▶ Problem to solve
When you write out the records, keep every word exact and drop the pictures.

>>

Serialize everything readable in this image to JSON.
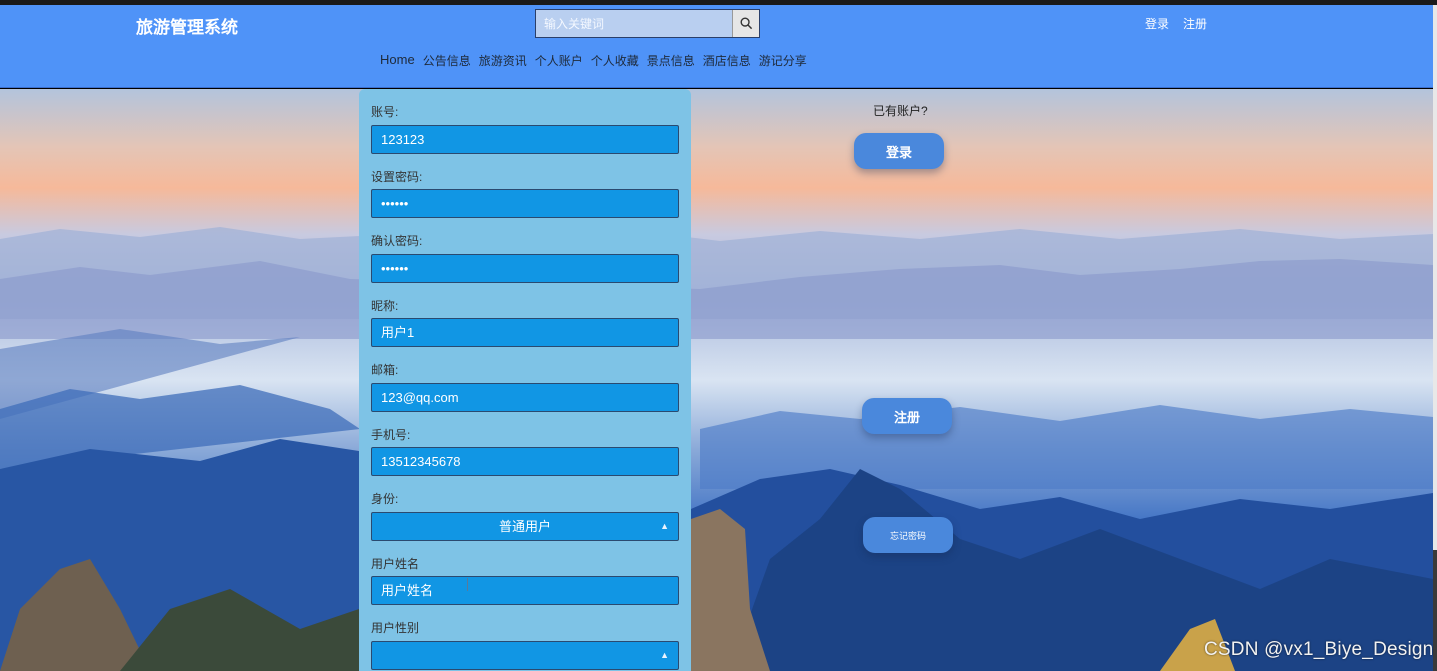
{
  "header": {
    "brand": "旅游管理系统",
    "search_placeholder": "输入关键词",
    "auth": [
      "登录",
      "注册"
    ],
    "nav": [
      "Home",
      "公告信息",
      "旅游资讯",
      "个人账户",
      "个人收藏",
      "景点信息",
      "酒店信息",
      "游记分享"
    ]
  },
  "form": {
    "fields": [
      {
        "label": "账号:",
        "value": "123123"
      },
      {
        "label": "设置密码:",
        "value": "••••••"
      },
      {
        "label": "确认密码:",
        "value": "••••••"
      },
      {
        "label": "昵称:",
        "value": "用户1"
      },
      {
        "label": "邮箱:",
        "value": "123@qq.com"
      },
      {
        "label": "手机号:",
        "value": "13512345678"
      },
      {
        "label": "身份:",
        "value": "普通用户"
      },
      {
        "label": "用户姓名",
        "value": "用户姓名"
      },
      {
        "label": "用户性别",
        "value": ""
      }
    ]
  },
  "side": {
    "have_account": "已有账户?",
    "login_button": "登录",
    "register_button": "注册",
    "forgot_button": "忘记密码"
  },
  "watermark": "CSDN @vx1_Biye_Design",
  "colors": {
    "header": "#4f93f8",
    "card": "#7ec3e6",
    "input": "#1196e4",
    "pill": "#4a88dc"
  }
}
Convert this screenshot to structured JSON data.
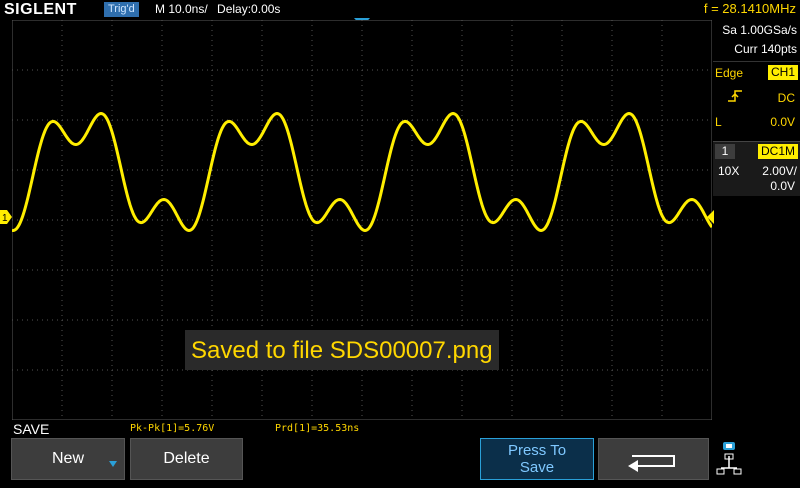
{
  "header": {
    "brand": "SIGLENT",
    "trigger_status": "Trig'd",
    "timebase": "M 10.0ns/",
    "delay": "Delay:0.00s",
    "frequency": "f = 28.1410MHz"
  },
  "acquisition": {
    "sample_rate": "Sa 1.00GSa/s",
    "memory": "Curr 140pts"
  },
  "trigger_panel": {
    "type": "Edge",
    "source": "CH1",
    "coupling": "DC",
    "level_label": "L",
    "level": "0.0V"
  },
  "channel_panel": {
    "channel": "1",
    "coupling": "DC1M",
    "probe": "10X",
    "scale": "2.00V/",
    "offset": "0.0V"
  },
  "waveform": {
    "channel_marker": "1",
    "color": "#ffee00"
  },
  "message": "Saved to file SDS00007.png",
  "menu": {
    "title": "SAVE",
    "measure_1": "Pk-Pk[1]=5.76V",
    "measure_2": "Prd[1]=35.53ns",
    "new_label": "New",
    "delete_label": "Delete",
    "press_to_save_line1": "Press To",
    "press_to_save_line2": "Save"
  },
  "colors": {
    "accent_blue": "#2aa0d8",
    "ch1_yellow": "#ffee00",
    "trigger_blue": "#2f6fae"
  }
}
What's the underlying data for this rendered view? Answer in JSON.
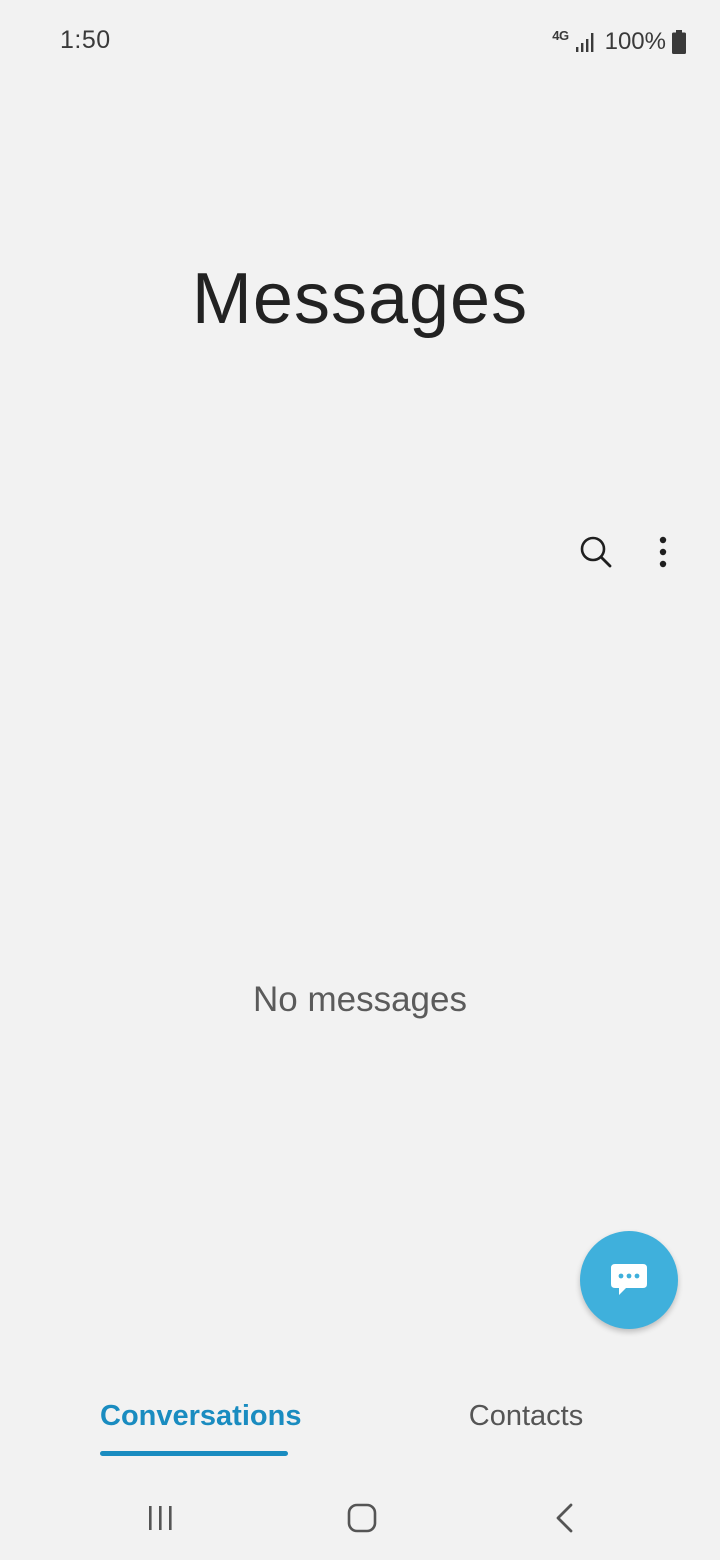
{
  "status_bar": {
    "time": "1:50",
    "network": "4G",
    "battery": "100%"
  },
  "app": {
    "title": "Messages"
  },
  "toolbar": {
    "search_icon": "search-icon",
    "more_icon": "more-vertical-icon"
  },
  "empty_state": {
    "text": "No messages"
  },
  "fab": {
    "icon": "compose-chat-icon",
    "color": "#3fb0dc"
  },
  "tabs": [
    {
      "label": "Conversations",
      "selected": true
    },
    {
      "label": "Contacts",
      "selected": false
    }
  ],
  "colors": {
    "accent": "#1a8cc0",
    "background": "#f2f2f2"
  },
  "navbar": {
    "recents_icon": "recents-icon",
    "home_icon": "home-icon",
    "back_icon": "back-icon"
  }
}
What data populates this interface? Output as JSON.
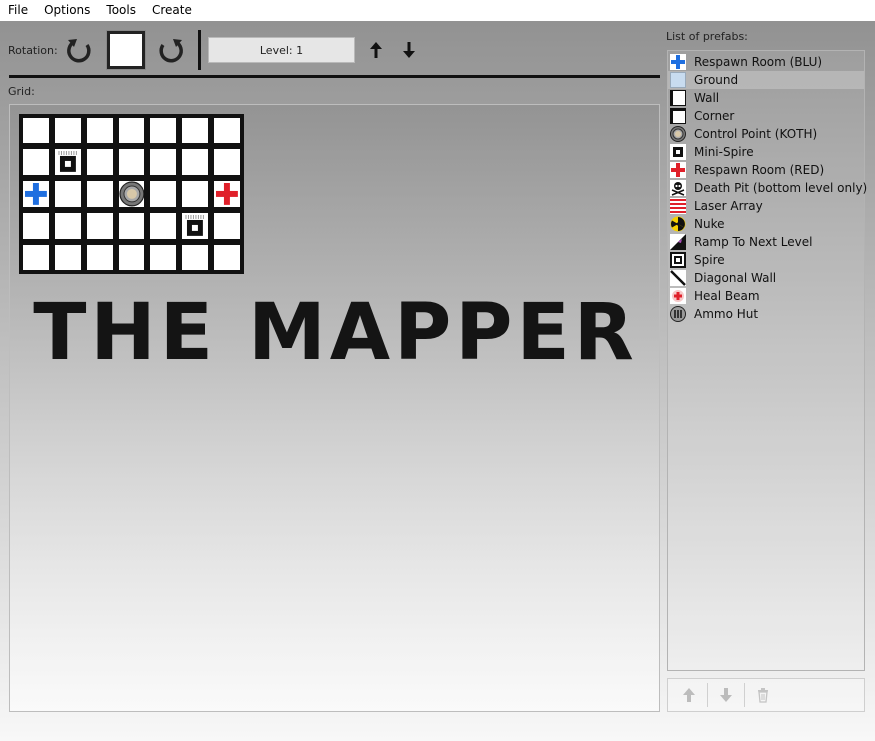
{
  "menu": [
    {
      "label": "File"
    },
    {
      "label": "Options"
    },
    {
      "label": "Tools"
    },
    {
      "label": "Create"
    }
  ],
  "toolbar": {
    "rotation_label": "Rotation:",
    "level_label": "Level: 1"
  },
  "grid": {
    "label": "Grid:",
    "title": "THE MAPPER",
    "rows": [
      [
        "ground",
        "ground",
        "ground",
        "ground",
        "ground",
        "ground",
        "ground"
      ],
      [
        "ground",
        "mini-spire",
        "ground",
        "ground",
        "ground",
        "ground",
        "ground"
      ],
      [
        "respawn-blu",
        "ground",
        "ground",
        "control-point",
        "ground",
        "ground",
        "respawn-red"
      ],
      [
        "ground",
        "ground",
        "ground",
        "ground",
        "ground",
        "mini-spire",
        "ground"
      ],
      [
        "ground",
        "ground",
        "ground",
        "ground",
        "ground",
        "ground",
        "ground"
      ]
    ]
  },
  "prefabs": {
    "label": "List of prefabs:",
    "items": [
      {
        "label": "Respawn Room (BLU)",
        "icon": "respawn-blu-icon",
        "selected": false
      },
      {
        "label": "Ground",
        "icon": "ground-icon",
        "selected": true
      },
      {
        "label": "Wall",
        "icon": "wall-icon",
        "selected": false
      },
      {
        "label": "Corner",
        "icon": "corner-icon",
        "selected": false
      },
      {
        "label": "Control Point (KOTH)",
        "icon": "control-point-icon",
        "selected": false
      },
      {
        "label": "Mini-Spire",
        "icon": "mini-spire-icon",
        "selected": false
      },
      {
        "label": "Respawn Room (RED)",
        "icon": "respawn-red-icon",
        "selected": false
      },
      {
        "label": "Death Pit (bottom level only)",
        "icon": "skull-icon",
        "selected": false
      },
      {
        "label": "Laser Array",
        "icon": "laser-array-icon",
        "selected": false
      },
      {
        "label": "Nuke",
        "icon": "radiation-icon",
        "selected": false
      },
      {
        "label": "Ramp To Next Level",
        "icon": "ramp-icon",
        "selected": false
      },
      {
        "label": "Spire",
        "icon": "spire-icon",
        "selected": false
      },
      {
        "label": "Diagonal Wall",
        "icon": "diagonal-wall-icon",
        "selected": false
      },
      {
        "label": "Heal Beam",
        "icon": "heal-beam-icon",
        "selected": false
      },
      {
        "label": "Ammo Hut",
        "icon": "ammo-hut-icon",
        "selected": false
      }
    ]
  },
  "colors": {
    "blu": "#1f6fe0",
    "red": "#e0202a",
    "ground": "#c8dcf0"
  }
}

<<

▶ Output for this task
Serialize everything readable in this image to JSON.
{
  "header": {
    "brand": "旅游管理系统",
    "search_placeholder": "输入关键词",
    "auth": [
      "登录",
      "注册"
    ],
    "nav": [
      "Home",
      "公告信息",
      "旅游资讯",
      "个人账户",
      "个人收藏",
      "景点信息",
      "酒店信息",
      "游记分享"
    ]
  },
  "form": {
    "fields": [
      {
        "label": "账号:",
        "value": "123123"
      },
      {
        "label": "设置密码:",
        "value": "••••••"
      },
      {
        "label": "确认密码:",
        "value": "••••••"
      },
      {
        "label": "昵称:",
        "value": "用户1"
      },
      {
        "label": "邮箱:",
        "value": "123@qq.com"
      },
      {
        "label": "手机号:",
        "value": "13512345678"
      },
      {
        "label": "身份:",
        "value": "普通用户"
      },
      {
        "label": "用户姓名",
        "value": "用户姓名"
      },
      {
        "label": "用户性别",
        "value": ""
      }
    ]
  },
  "side": {
    "have_account": "已有账户?",
    "login_button": "登录",
    "register_button": "注册",
    "forgot_button": "忘记密码"
  },
  "watermark": "CSDN @vx1_Biye_Design",
  "colors": {
    "header": "#4f93f8",
    "card": "#7ec3e6",
    "input": "#1196e4",
    "pill": "#4a88dc"
  }
}
Convert this screenshot to structured JSON data.
{
  "header": {
    "brand": "SIGLENT",
    "trigger_status": "Trig'd",
    "timebase": "M 10.0ns/",
    "delay": "Delay:0.00s",
    "frequency": "f = 28.1410MHz"
  },
  "acquisition": {
    "sample_rate": "Sa 1.00GSa/s",
    "memory": "Curr 140pts"
  },
  "trigger_panel": {
    "type": "Edge",
    "source": "CH1",
    "coupling": "DC",
    "level_label": "L",
    "level": "0.0V"
  },
  "channel_panel": {
    "channel": "1",
    "coupling": "DC1M",
    "probe": "10X",
    "scale": "2.00V/",
    "offset": "0.0V"
  },
  "waveform": {
    "channel_marker": "1",
    "color": "#ffee00"
  },
  "message": "Saved to file SDS00007.png",
  "menu": {
    "title": "SAVE",
    "measure_1": "Pk-Pk[1]=5.76V",
    "measure_2": "Prd[1]=35.53ns",
    "new_label": "New",
    "delete_label": "Delete",
    "press_to_save_line1": "Press To",
    "press_to_save_line2": "Save"
  },
  "colors": {
    "accent_blue": "#2aa0d8",
    "ch1_yellow": "#ffee00",
    "trigger_blue": "#2f6fae"
  }
}
What's the underlying data for this rendered view? Answer in JSON.
{
  "status_bar": {
    "time": "1:50",
    "network": "4G",
    "battery": "100%"
  },
  "app": {
    "title": "Messages"
  },
  "toolbar": {
    "search_icon": "search-icon",
    "more_icon": "more-vertical-icon"
  },
  "empty_state": {
    "text": "No messages"
  },
  "fab": {
    "icon": "compose-chat-icon",
    "color": "#3fb0dc"
  },
  "tabs": [
    {
      "label": "Conversations",
      "selected": true
    },
    {
      "label": "Contacts",
      "selected": false
    }
  ],
  "colors": {
    "accent": "#1a8cc0",
    "background": "#f2f2f2"
  },
  "navbar": {
    "recents_icon": "recents-icon",
    "home_icon": "home-icon",
    "back_icon": "back-icon"
  }
}
What data populates this interface? Output as JSON.
{
  "menu": [
    {
      "label": "File"
    },
    {
      "label": "Options"
    },
    {
      "label": "Tools"
    },
    {
      "label": "Create"
    }
  ],
  "toolbar": {
    "rotation_label": "Rotation:",
    "level_label": "Level: 1"
  },
  "grid": {
    "label": "Grid:",
    "title": "THE MAPPER",
    "rows": [
      [
        "ground",
        "ground",
        "ground",
        "ground",
        "ground",
        "ground",
        "ground"
      ],
      [
        "ground",
        "mini-spire",
        "ground",
        "ground",
        "ground",
        "ground",
        "ground"
      ],
      [
        "respawn-blu",
        "ground",
        "ground",
        "control-point",
        "ground",
        "ground",
        "respawn-red"
      ],
      [
        "ground",
        "ground",
        "ground",
        "ground",
        "ground",
        "mini-spire",
        "ground"
      ],
      [
        "ground",
        "ground",
        "ground",
        "ground",
        "ground",
        "ground",
        "ground"
      ]
    ]
  },
  "prefabs": {
    "label": "List of prefabs:",
    "items": [
      {
        "label": "Respawn Room (BLU)",
        "icon": "respawn-blu-icon",
        "selected": false
      },
      {
        "label": "Ground",
        "icon": "ground-icon",
        "selected": true
      },
      {
        "label": "Wall",
        "icon": "wall-icon",
        "selected": false
      },
      {
        "label": "Corner",
        "icon": "corner-icon",
        "selected": false
      },
      {
        "label": "Control Point (KOTH)",
        "icon": "control-point-icon",
        "selected": false
      },
      {
        "label": "Mini-Spire",
        "icon": "mini-spire-icon",
        "selected": false
      },
      {
        "label": "Respawn Room (RED)",
        "icon": "respawn-red-icon",
        "selected": false
      },
      {
        "label": "Death Pit (bottom level only)",
        "icon": "skull-icon",
        "selected": false
      },
      {
        "label": "Laser Array",
        "icon": "laser-array-icon",
        "selected": false
      },
      {
        "label": "Nuke",
        "icon": "radiation-icon",
        "selected": false
      },
      {
        "label": "Ramp To Next Level",
        "icon": "ramp-icon",
        "selected": false
      },
      {
        "label": "Spire",
        "icon": "spire-icon",
        "selected": false
      },
      {
        "label": "Diagonal Wall",
        "icon": "diagonal-wall-icon",
        "selected": false
      },
      {
        "label": "Heal Beam",
        "icon": "heal-beam-icon",
        "selected": false
      },
      {
        "label": "Ammo Hut",
        "icon": "ammo-hut-icon",
        "selected": false
      }
    ]
  },
  "colors": {
    "blu": "#1f6fe0",
    "red": "#e0202a",
    "ground": "#c8dcf0"
  }
}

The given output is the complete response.